◆ Exercise description ◆
Could you filter the data below down to the lines that hold the word "left"?

◆ Supplied material ◆
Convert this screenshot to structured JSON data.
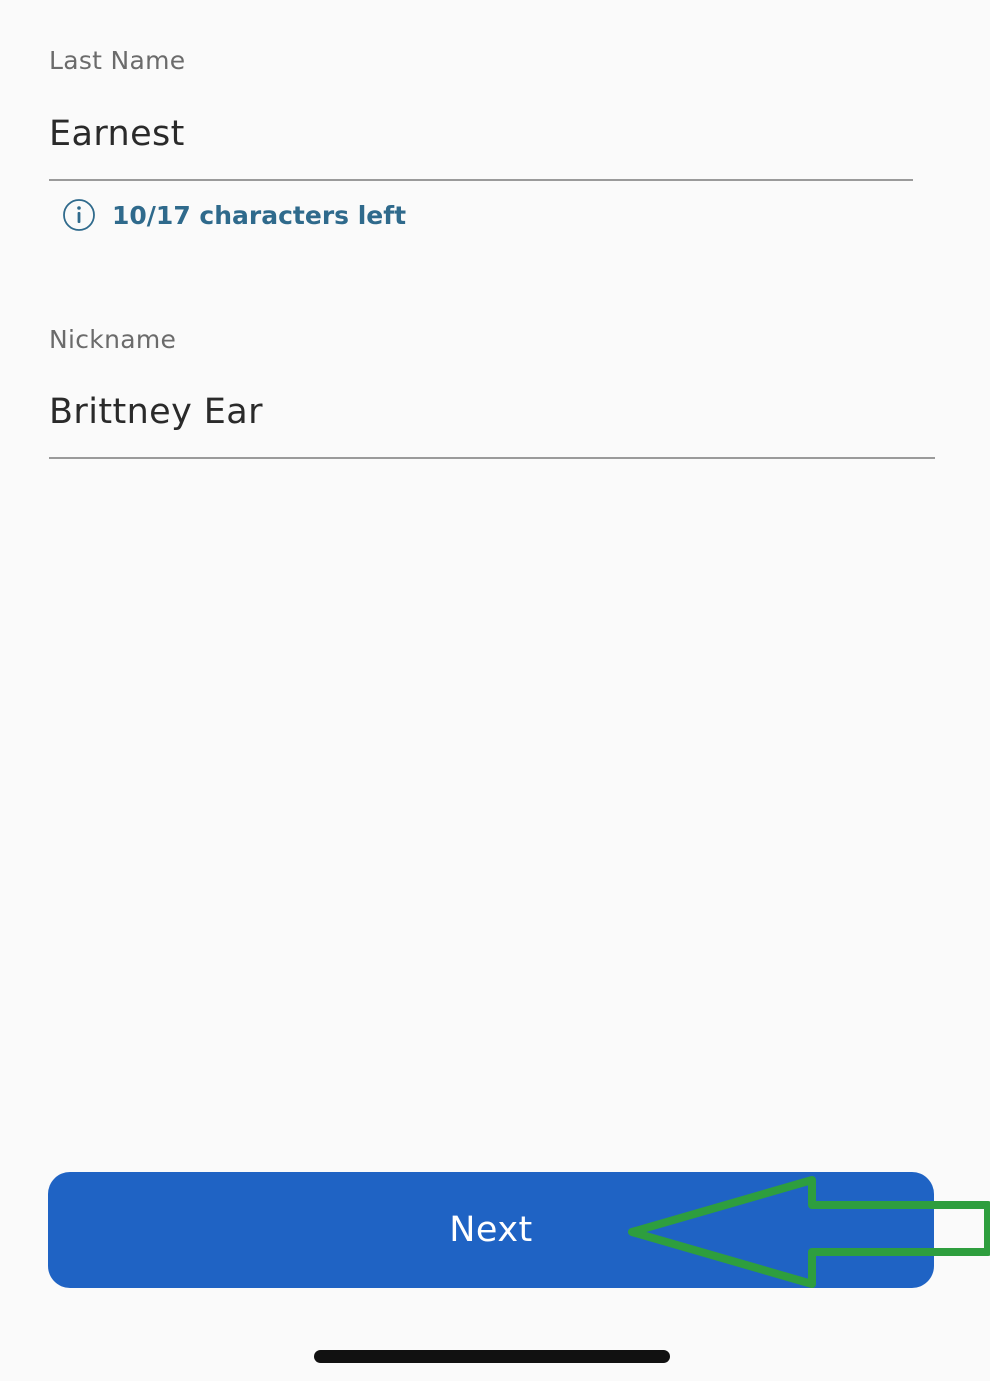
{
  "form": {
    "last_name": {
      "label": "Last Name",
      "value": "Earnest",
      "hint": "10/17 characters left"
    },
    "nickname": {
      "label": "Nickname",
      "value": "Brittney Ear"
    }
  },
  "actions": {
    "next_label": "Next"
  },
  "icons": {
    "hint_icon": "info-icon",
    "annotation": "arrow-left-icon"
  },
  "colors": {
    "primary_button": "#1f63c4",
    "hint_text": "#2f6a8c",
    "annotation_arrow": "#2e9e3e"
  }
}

◆ Answer to the problem ◆
      "hint": "10/17 characters left"
    "annotation": "arrow-left-icon"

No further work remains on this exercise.